Meat, gives us lots of protein, but it also gives us other, less pleasant, things. There are different health problems that can be made worse or even caused by eating meat. Heart disease, gout, colon cancer, and gastrointestinal problems are all included. Then you have the cruelty to animals issue, the environmental issue (greenhouse gas) to add to the list of why eating meat is becoming more problematic than ever.
The whole internet has been alive with greenery this week as it’s Vegetarian Week. There are endless films and videos on YouTube that detail what animals go through before their chops, steaks and legs are neatly packaged and presented on our supermarket shelves, and I’m not encouraging you not to eat meat, however, I do sometimes think about the stress that animals go through and if I think too hard it leaves me wondering how that stress manifests itself in my body when I’m eating a lamb chop or a pork spare rib.
Another great thing about being a vegetarian is the simple fact that instead of indulging in fattening meats and meat centered meals, you will begin to consume more fruits, vegetables, and other health effective things.
A vegetarian diet has been found to reduce the risk of heart disease, obesity, hypertension, type 2 diabetes and some types of cancer, leading to a longer life expectancy, and may lead to weight loss.

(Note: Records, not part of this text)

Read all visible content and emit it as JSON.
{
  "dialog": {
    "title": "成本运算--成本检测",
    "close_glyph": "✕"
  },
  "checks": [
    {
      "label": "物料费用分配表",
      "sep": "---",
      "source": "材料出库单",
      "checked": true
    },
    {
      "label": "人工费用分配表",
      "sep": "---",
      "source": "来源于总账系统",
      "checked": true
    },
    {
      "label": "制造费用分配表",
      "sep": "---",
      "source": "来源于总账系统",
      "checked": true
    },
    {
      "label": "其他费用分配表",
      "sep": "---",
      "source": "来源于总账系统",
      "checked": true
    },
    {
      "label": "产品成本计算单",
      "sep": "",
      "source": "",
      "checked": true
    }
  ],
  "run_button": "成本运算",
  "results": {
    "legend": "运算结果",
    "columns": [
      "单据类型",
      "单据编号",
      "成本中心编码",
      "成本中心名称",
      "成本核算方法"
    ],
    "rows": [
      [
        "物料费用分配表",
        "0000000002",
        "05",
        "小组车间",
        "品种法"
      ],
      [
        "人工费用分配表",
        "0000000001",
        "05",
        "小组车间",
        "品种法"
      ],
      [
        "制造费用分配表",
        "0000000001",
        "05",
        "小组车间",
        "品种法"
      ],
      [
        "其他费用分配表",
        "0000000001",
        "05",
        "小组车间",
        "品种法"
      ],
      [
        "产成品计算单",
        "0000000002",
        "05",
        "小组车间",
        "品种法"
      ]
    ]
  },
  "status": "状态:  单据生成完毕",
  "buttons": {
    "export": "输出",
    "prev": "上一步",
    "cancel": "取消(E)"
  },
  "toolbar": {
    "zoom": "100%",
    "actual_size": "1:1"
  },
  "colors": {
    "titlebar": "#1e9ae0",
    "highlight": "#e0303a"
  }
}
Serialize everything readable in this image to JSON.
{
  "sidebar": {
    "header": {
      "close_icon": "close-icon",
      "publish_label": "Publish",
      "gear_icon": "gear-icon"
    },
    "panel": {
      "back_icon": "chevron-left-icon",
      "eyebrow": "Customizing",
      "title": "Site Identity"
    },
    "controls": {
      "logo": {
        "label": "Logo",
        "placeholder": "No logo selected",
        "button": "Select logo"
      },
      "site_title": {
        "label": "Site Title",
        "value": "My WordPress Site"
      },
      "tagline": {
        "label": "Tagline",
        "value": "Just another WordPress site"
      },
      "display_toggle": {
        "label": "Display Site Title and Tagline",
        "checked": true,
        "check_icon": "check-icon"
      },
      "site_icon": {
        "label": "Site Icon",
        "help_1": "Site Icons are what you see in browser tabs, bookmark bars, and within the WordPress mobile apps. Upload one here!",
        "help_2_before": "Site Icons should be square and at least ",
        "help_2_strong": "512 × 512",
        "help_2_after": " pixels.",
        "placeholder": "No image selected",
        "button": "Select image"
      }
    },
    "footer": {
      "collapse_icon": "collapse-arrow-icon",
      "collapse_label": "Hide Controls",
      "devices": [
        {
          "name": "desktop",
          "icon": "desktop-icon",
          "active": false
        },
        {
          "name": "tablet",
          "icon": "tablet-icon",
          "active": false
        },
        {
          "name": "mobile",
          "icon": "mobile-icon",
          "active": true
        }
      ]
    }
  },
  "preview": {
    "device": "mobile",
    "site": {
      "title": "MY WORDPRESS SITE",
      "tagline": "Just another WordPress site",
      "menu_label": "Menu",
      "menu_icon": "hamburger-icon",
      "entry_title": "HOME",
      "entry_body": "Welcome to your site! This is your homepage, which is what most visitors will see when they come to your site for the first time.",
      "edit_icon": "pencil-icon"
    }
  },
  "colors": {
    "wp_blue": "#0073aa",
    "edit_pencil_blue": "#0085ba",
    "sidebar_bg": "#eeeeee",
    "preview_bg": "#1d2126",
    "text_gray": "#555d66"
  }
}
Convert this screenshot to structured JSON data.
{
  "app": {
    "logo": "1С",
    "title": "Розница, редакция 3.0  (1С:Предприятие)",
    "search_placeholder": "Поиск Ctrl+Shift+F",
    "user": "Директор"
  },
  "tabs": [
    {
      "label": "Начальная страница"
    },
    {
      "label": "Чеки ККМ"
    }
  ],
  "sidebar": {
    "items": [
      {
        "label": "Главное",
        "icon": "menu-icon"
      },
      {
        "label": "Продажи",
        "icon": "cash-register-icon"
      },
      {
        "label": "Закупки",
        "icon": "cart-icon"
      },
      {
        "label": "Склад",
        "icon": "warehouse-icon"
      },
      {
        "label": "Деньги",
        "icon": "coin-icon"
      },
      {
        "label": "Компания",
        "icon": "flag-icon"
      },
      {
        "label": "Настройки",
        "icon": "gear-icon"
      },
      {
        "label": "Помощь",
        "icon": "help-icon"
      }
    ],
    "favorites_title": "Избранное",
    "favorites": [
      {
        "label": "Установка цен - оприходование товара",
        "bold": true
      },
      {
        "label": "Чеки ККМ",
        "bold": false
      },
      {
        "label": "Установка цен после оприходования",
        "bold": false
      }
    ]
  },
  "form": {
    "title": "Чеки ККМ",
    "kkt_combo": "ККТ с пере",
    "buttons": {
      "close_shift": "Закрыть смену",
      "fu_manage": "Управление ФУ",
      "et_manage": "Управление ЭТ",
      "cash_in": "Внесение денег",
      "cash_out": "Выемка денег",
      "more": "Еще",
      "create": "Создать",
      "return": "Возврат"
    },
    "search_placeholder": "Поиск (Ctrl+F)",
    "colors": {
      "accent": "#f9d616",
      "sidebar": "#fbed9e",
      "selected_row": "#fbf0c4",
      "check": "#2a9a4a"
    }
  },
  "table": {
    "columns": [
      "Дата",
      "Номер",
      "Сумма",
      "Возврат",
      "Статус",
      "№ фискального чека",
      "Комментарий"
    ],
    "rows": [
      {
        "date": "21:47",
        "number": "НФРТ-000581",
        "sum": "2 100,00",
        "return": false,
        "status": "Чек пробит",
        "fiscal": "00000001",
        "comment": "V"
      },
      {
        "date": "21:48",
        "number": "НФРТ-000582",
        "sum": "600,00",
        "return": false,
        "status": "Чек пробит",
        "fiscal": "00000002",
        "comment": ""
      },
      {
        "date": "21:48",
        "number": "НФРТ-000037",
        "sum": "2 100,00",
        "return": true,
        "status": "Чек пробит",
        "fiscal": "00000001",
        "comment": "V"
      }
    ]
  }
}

A vegetarian diet reduces the risk of heart disease (the #1 killer of men and women) by a third! And British research shows that vegetarian diets result in more energy, calmness, and general happiness AND a better sex life.
Another surprising benefit according to the Vegetarian Times :
Many foods contain nutrients beneficial to perimenopausal and menopausal women. Certain foods are rich in phytoestrogens, the plant-based chemical compounds that mimic the behavior of estrogen. Since phytoestrogens can increase and decrease estrogen and progesterone levels, maintaining a balance of them in your diet helps ensure a more comfortable passage through menopause. Soy is by far the most abundant natural source of phytoestrogens, but these compounds also can be found in hundreds of other foods such as apples, beets, cherries, dates, garlic, olives, plums, raspberries, squash and yams. Because menopause is also associated with weight gain and a slowed metabolism, a low-fat, high-fiber vegetarian diet can help ward off extra pounds.
For just about every meat item on the market, there’s a meat-free version that’s actually good. From veggie burgers to chick’n nuggets and even corn dogs, you can still indulge in junk meats without going for the real thing—and brands like Dr. Praeger’s, Amy’s, Morningstar Farms, and Quorn are usually sitting right there in your local grocer right next to the real thing. So it’s really easier than ever to make the switch to a veggie rich lifestyle.
Making the change to a vegetarian lifestyle isn’t an easy task, but it’s not the hardest thing to do either. It does require planning and work, especially at the beginning. Figuring out a few go-to recipes that you feel comfortable making (and that you enjoy) is really important. So is figuring out basic meal timing and planning.
Speaking of planning healthy meals, I’ve just read a great book by Liz Earle – ‘The Good Gut Guide’
Her latest book offering is ‘The Good Gut Guide’. A good clean gut results in better health, skin and well-being and Liz’s latest book details a six week guide complete with recipes – most of which are vegetarian and wouldn’t greatly affect your Slimming World Optimising programme. She really is one fabulous woman.